    motor costs $75 from the dealer. The assembly has to be removed from the
    window and door. That means rivets have to be drilled. It took me more than 2
    hours, but I had a large learning curve. At $70/hr here in Ct., and $75 for the part
    it should cost $215 plus tax. Cheaper if it was already done once, since you can
    bolt things back together. It was not fun. PS: You have to buy the whole assy.
  • spokanespokane Posts: 514
    Thanks; I've learned something. From your description, this regulator is quite different from the type I mentioned. I would expect a cable-and-capstan design to be less durable than the familiar worm gear. Sorry we haven't helped gift0025; his extreme failure rate is puzzling unless he's operating the window lifts VERY frequently or perhaps blasting large quantities of detergent down between the window glass and the weather stripping .. which should show up as some sort of corrosion or residue on the mechanism.
  • bigaldsbigalds Posts: 47
    gift0025, try doing a little electric window maintenance on your windows. One possibility of your problem is that the life of the parts are shortened because of excessive strain on the cables or parts. I would be sure that the windows can freely move up and down in their channels, it is a good idea to spray some silicone spray lube down and in the channels to let the glass slide up and down more easily. I use spray white grease on my window channels, because it seems to work better and last longer than the silicone, but is more messy. But cleaning and wiping up is easy. I would suggest this as a regular maintainance for all electric windows, done as often as you change oil & lube your car. If possible, remove your interior door panels and spray lube on all the moving parts, cables, rollers, sliders and whatever. The idea is to get the regulator and glass to move smoothly and easily. Consider it your "Window Lube Service" and see if that helps.

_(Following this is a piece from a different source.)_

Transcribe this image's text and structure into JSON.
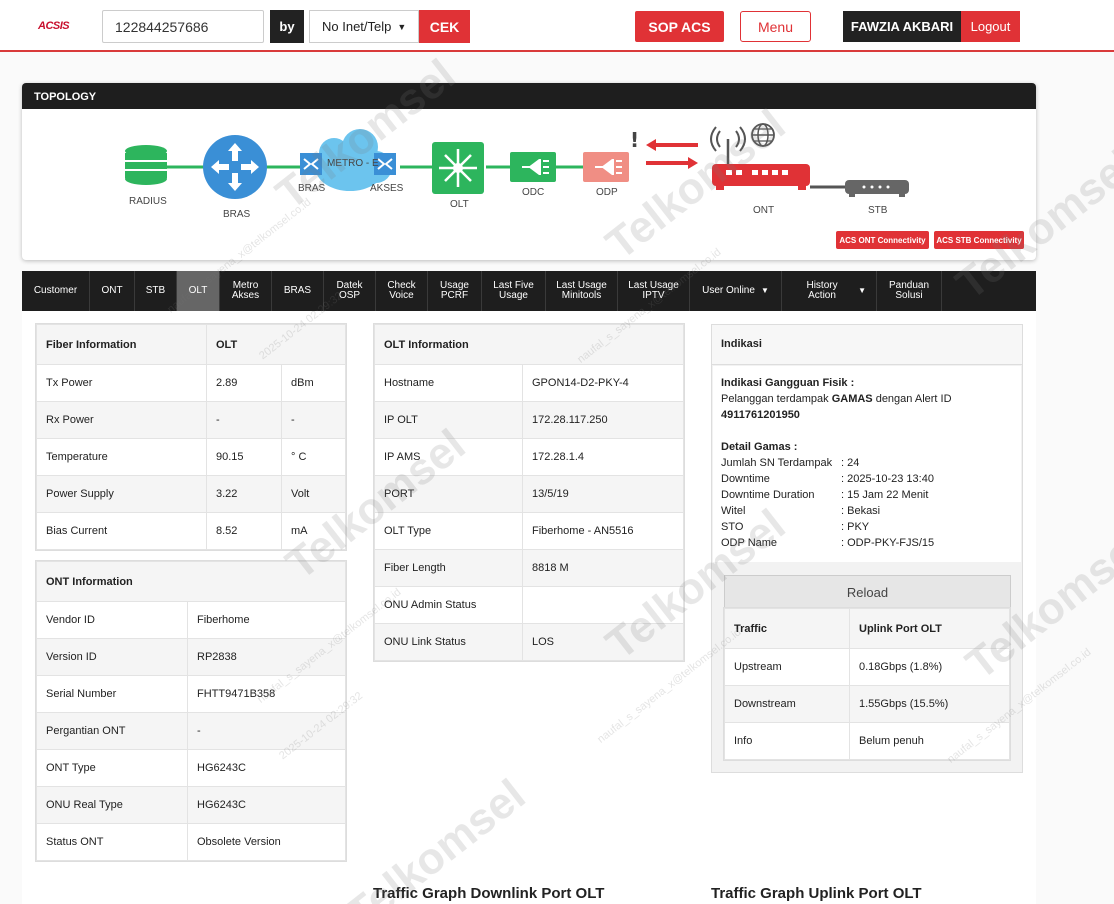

  • C13C13 Posts: 390
    One of my windows gets slower and slower (to rise), especially when it's wet out. Common problem? Cheap solution?

    Say yes.

    It's a '95 Honda Civic.
  • swschradswschrad Posts: 2,171
    and lube the channels... if you are in a position to pull the door trim and lube the track, gears, etc. of the window machine as well, do it, and if there are any deflectors on the bottom of the door that look like they should be over the window machine, get 'em back in place so the water drips past the seal flap by the glass don't wash the new lube off.
  • C13C13 Posts: 390
    Thanks. I'll let you know how it works out.
This discussion has been closed.